Every line of the records that contains "open" should be tallied, and only the resulting number returned.

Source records
□ □ □

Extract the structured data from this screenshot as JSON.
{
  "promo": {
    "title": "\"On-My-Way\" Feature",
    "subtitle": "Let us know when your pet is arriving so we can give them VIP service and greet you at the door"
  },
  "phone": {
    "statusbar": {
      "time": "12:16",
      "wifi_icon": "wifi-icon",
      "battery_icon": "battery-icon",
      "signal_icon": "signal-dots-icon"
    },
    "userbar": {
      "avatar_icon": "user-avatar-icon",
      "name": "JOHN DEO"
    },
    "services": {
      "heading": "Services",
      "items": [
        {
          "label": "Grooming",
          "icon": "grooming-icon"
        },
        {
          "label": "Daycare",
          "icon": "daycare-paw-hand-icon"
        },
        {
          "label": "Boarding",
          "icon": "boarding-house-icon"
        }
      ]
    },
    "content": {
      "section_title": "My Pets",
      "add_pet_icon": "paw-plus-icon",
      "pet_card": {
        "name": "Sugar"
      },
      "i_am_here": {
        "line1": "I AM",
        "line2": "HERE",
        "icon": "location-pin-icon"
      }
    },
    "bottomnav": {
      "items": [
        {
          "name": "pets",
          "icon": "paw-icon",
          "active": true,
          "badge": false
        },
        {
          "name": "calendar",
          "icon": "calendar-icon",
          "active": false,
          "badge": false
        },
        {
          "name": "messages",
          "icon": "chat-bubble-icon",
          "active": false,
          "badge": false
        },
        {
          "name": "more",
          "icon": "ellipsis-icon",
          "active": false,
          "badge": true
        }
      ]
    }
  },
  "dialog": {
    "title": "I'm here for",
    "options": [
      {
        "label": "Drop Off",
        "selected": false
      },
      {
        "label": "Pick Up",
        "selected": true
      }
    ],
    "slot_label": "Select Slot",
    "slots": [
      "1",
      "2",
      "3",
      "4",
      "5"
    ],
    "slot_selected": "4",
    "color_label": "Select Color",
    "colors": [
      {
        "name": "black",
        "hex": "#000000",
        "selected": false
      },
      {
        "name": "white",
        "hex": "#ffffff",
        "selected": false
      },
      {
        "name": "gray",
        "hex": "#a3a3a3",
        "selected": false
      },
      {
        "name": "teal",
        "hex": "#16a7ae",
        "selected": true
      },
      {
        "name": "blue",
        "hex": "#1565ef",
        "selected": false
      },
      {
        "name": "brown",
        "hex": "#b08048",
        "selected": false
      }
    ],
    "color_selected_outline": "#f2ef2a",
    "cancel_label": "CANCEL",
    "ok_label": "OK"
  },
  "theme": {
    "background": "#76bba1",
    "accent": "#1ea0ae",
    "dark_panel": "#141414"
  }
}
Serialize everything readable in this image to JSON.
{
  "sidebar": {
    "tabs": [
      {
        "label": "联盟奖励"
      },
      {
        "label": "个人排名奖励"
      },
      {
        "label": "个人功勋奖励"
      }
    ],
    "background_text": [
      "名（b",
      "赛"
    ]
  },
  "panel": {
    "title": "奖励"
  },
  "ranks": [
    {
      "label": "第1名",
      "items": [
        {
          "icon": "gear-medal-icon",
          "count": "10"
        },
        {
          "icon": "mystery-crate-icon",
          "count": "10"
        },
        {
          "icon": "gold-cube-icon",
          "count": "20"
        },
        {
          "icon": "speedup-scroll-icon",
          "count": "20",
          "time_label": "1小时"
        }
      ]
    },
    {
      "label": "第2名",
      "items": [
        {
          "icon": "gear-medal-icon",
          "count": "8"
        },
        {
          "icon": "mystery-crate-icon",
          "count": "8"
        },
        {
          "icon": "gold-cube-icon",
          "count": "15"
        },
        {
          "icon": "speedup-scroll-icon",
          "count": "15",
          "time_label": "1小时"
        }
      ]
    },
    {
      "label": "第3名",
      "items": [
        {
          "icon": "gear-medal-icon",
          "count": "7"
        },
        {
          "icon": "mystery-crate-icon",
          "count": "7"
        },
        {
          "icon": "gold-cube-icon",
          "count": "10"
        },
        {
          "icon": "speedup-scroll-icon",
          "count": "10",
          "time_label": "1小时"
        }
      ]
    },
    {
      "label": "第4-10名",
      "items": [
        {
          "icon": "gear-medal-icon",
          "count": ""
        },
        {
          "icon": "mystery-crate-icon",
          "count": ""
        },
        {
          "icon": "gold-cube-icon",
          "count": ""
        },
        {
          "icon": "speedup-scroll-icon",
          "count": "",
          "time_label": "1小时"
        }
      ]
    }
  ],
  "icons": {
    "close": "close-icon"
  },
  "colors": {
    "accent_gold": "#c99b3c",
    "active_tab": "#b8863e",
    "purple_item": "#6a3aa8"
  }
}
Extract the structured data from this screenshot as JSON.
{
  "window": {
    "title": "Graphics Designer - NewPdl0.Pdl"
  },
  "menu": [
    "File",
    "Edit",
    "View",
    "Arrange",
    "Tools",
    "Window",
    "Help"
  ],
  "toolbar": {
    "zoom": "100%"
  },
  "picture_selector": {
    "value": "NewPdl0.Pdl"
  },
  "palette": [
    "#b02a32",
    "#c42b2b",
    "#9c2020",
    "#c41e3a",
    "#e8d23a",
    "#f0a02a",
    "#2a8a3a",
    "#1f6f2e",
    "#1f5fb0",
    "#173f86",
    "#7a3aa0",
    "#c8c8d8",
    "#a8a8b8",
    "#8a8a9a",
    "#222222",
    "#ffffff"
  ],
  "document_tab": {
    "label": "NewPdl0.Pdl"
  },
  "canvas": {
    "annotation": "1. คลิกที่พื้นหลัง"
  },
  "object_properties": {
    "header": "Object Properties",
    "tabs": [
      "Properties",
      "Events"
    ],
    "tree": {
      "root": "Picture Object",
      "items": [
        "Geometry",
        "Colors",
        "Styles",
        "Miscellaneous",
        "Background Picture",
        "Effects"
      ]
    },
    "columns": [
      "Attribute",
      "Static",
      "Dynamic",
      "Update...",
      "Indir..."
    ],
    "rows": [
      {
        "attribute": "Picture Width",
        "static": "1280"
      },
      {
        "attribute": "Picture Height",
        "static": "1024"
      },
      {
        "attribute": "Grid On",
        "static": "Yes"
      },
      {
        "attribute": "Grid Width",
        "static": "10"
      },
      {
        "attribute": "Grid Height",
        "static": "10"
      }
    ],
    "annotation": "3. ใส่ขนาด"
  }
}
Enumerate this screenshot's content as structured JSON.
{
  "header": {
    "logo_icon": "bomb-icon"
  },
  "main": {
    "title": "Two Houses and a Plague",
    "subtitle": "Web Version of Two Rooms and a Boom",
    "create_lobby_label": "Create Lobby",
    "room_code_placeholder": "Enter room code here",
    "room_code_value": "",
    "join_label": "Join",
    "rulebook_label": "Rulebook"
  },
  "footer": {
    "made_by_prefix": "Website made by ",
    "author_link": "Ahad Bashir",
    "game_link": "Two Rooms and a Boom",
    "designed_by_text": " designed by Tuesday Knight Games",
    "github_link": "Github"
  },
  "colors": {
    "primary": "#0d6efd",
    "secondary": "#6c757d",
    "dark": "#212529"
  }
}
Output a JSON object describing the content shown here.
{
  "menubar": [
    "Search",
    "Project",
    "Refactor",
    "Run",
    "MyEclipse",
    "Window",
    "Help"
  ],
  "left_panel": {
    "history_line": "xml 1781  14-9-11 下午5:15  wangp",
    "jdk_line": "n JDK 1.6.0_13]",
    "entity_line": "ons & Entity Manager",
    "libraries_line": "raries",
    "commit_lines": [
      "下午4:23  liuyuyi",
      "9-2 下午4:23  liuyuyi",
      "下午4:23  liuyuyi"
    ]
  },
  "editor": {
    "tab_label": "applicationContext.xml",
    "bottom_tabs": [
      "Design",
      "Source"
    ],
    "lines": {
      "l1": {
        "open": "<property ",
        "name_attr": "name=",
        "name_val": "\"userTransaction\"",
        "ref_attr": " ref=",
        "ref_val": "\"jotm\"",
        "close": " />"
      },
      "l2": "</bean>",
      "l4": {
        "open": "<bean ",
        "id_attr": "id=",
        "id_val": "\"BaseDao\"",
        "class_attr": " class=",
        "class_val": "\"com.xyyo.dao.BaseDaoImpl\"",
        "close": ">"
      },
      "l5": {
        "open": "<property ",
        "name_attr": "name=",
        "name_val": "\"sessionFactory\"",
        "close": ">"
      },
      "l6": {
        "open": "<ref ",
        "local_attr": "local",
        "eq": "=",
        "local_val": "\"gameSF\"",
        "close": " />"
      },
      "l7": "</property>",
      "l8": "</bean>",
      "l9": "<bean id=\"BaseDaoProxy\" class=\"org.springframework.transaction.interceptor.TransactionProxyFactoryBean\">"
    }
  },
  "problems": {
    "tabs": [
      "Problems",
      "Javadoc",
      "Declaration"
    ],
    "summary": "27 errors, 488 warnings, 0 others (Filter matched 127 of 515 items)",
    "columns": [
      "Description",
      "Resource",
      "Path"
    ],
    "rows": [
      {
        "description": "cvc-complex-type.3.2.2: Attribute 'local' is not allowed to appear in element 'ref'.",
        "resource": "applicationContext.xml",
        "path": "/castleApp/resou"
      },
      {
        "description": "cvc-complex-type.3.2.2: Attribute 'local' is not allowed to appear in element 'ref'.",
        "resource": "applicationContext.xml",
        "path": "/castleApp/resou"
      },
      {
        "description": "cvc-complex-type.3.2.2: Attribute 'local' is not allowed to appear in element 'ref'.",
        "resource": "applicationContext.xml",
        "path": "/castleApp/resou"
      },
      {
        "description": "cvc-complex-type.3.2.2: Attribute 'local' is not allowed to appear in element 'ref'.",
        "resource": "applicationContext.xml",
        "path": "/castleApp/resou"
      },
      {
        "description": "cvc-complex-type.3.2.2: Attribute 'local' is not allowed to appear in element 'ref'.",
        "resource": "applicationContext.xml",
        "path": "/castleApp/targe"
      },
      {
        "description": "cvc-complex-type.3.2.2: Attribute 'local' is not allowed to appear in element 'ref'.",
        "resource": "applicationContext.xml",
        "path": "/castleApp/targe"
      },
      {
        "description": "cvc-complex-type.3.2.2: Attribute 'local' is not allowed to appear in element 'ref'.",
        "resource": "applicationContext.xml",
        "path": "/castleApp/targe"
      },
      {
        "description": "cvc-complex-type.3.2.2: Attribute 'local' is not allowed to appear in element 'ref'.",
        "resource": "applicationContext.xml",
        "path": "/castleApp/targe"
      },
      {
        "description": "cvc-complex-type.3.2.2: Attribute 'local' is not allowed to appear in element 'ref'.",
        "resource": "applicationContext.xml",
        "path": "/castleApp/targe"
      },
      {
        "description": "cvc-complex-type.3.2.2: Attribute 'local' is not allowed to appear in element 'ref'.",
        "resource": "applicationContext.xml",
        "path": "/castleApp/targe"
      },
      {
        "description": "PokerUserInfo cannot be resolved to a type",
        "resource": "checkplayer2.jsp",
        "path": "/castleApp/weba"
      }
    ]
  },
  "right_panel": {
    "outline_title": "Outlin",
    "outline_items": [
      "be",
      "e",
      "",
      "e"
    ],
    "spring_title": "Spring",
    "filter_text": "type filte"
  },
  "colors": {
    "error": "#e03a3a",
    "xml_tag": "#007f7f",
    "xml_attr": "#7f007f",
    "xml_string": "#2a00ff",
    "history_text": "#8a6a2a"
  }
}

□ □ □

## EXPECTED ANSWER:
4